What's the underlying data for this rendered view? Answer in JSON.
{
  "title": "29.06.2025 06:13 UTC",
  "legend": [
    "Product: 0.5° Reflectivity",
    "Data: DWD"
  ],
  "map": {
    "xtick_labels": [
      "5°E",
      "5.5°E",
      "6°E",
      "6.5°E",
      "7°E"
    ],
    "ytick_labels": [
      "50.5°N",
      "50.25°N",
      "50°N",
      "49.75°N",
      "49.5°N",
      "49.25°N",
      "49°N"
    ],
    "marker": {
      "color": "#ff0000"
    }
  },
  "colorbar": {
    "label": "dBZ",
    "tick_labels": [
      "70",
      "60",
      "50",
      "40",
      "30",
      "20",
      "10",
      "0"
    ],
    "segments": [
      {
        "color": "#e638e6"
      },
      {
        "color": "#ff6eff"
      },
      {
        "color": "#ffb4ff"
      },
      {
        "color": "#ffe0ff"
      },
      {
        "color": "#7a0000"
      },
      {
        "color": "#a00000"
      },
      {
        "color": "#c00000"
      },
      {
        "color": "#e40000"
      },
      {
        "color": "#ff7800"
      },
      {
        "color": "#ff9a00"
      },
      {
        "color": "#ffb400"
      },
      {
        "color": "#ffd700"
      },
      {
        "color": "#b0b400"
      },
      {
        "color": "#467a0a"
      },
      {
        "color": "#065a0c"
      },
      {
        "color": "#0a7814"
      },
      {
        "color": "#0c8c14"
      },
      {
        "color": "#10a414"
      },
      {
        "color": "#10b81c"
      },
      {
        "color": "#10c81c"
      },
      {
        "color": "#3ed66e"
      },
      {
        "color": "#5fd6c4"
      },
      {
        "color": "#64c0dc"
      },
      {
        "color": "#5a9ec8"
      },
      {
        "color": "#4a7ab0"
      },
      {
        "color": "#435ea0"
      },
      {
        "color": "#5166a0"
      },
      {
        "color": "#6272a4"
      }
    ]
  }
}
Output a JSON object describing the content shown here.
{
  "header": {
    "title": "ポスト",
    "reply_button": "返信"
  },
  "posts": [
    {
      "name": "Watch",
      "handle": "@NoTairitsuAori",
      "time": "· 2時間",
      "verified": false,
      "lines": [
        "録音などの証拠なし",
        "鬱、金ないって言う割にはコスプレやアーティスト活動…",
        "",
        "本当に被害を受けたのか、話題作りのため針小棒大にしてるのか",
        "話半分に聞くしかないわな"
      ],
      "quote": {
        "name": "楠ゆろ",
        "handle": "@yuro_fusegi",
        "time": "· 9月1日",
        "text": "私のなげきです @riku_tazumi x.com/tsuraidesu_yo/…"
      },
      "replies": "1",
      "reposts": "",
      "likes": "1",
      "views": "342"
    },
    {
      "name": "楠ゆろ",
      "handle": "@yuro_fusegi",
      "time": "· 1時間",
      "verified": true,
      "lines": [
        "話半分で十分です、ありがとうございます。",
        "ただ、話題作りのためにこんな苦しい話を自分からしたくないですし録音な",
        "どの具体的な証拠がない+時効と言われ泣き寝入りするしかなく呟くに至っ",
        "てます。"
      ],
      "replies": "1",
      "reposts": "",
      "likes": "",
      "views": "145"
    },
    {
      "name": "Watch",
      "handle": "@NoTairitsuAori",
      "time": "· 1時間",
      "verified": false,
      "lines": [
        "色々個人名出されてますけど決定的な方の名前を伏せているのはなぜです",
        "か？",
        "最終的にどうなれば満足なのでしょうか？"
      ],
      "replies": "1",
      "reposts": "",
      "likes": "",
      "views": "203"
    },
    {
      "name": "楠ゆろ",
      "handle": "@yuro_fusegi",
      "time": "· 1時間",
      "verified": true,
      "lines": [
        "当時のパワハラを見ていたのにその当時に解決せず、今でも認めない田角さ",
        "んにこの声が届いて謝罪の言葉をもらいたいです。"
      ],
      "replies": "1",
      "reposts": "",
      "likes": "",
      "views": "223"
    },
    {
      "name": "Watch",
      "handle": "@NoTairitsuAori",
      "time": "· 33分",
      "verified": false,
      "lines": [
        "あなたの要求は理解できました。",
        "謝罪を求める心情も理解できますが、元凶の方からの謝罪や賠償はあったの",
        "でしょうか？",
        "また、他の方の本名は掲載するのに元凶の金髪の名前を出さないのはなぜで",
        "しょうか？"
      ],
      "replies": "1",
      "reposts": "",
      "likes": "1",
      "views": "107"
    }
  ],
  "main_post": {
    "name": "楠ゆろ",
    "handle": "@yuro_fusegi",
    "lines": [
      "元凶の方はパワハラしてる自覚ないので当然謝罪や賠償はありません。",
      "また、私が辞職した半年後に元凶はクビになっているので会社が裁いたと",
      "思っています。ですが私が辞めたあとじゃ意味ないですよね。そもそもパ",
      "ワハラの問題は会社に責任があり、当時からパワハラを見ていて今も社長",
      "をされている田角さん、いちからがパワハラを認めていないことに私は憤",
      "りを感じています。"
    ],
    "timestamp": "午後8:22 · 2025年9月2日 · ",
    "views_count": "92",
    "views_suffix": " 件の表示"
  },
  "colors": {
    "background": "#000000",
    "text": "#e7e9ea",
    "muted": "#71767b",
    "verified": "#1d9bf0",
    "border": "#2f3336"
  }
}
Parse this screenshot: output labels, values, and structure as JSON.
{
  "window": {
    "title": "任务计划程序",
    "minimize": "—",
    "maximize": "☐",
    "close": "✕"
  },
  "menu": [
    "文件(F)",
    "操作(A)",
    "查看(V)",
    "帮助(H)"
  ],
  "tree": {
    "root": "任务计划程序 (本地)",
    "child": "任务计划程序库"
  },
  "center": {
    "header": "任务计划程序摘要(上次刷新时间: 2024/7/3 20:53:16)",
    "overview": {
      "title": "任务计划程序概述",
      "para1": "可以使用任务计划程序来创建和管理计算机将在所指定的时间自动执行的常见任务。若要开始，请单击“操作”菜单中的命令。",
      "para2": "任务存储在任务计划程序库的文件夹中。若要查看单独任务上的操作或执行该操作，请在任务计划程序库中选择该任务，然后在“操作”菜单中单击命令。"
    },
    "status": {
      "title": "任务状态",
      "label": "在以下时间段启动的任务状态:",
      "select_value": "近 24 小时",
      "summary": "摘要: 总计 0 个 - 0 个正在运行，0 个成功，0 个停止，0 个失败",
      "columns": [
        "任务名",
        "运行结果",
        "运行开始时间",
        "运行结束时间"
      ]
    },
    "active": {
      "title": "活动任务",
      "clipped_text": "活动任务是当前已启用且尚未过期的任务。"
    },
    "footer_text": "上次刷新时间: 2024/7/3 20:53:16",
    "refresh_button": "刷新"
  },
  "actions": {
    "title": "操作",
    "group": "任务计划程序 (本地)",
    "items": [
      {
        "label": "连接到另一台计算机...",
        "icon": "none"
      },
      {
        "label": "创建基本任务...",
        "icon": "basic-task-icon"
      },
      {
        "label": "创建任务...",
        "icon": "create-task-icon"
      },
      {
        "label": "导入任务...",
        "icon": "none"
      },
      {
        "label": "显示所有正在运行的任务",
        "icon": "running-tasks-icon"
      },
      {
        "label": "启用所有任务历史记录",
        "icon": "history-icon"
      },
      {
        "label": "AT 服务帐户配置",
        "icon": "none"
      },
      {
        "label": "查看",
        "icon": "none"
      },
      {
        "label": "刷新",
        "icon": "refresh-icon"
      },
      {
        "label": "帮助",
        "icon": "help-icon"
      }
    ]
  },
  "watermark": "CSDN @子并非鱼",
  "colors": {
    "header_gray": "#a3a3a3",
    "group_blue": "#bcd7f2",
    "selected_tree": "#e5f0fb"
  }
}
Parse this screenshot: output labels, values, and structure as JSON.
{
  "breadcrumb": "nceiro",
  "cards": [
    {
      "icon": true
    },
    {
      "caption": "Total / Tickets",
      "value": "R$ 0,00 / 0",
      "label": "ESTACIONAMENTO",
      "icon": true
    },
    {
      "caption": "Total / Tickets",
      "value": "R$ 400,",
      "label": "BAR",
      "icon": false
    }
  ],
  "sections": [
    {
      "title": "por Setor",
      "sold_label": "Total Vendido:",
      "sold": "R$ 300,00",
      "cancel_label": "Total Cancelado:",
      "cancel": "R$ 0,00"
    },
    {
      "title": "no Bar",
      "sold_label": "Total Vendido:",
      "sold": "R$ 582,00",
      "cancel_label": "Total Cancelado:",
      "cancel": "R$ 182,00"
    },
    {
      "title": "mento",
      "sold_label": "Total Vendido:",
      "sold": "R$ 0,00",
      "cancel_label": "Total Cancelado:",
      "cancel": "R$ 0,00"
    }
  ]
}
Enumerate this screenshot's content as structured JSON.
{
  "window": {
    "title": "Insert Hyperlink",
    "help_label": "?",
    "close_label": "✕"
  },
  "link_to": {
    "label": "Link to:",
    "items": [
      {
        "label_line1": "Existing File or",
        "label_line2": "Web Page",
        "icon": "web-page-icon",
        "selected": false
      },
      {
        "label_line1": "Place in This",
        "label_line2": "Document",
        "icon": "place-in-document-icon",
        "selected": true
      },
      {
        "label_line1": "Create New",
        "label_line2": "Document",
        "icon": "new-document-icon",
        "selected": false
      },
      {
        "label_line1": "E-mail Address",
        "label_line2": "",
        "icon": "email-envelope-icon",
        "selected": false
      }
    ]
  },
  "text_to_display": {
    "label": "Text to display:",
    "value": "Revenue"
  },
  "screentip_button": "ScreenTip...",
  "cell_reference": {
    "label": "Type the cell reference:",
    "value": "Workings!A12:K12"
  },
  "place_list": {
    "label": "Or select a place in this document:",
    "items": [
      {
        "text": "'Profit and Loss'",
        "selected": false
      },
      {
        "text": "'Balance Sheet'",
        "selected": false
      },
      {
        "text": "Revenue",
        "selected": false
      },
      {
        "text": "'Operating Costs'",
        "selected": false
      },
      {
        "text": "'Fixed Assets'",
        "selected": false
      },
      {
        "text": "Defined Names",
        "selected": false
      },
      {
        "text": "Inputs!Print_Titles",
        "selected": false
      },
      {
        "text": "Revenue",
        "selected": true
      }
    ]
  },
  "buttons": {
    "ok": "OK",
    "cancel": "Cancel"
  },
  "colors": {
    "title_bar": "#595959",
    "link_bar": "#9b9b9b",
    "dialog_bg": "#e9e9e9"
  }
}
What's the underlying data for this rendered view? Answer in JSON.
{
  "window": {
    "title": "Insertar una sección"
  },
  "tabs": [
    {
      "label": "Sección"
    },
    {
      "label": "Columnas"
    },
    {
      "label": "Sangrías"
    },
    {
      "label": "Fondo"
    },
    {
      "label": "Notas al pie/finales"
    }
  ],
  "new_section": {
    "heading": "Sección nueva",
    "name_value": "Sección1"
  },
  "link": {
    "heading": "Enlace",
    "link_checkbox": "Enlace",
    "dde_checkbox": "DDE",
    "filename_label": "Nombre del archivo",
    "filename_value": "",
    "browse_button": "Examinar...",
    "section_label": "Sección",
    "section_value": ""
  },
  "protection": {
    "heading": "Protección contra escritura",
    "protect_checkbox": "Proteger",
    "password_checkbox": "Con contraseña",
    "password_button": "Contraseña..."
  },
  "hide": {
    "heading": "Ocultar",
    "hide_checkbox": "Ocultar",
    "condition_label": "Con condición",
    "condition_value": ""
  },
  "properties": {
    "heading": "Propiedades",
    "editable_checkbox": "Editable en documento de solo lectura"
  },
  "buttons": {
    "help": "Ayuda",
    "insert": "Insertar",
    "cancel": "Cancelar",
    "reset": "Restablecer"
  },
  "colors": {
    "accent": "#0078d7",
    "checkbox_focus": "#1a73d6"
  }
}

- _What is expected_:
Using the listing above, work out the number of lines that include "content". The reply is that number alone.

- _Task answer_:
2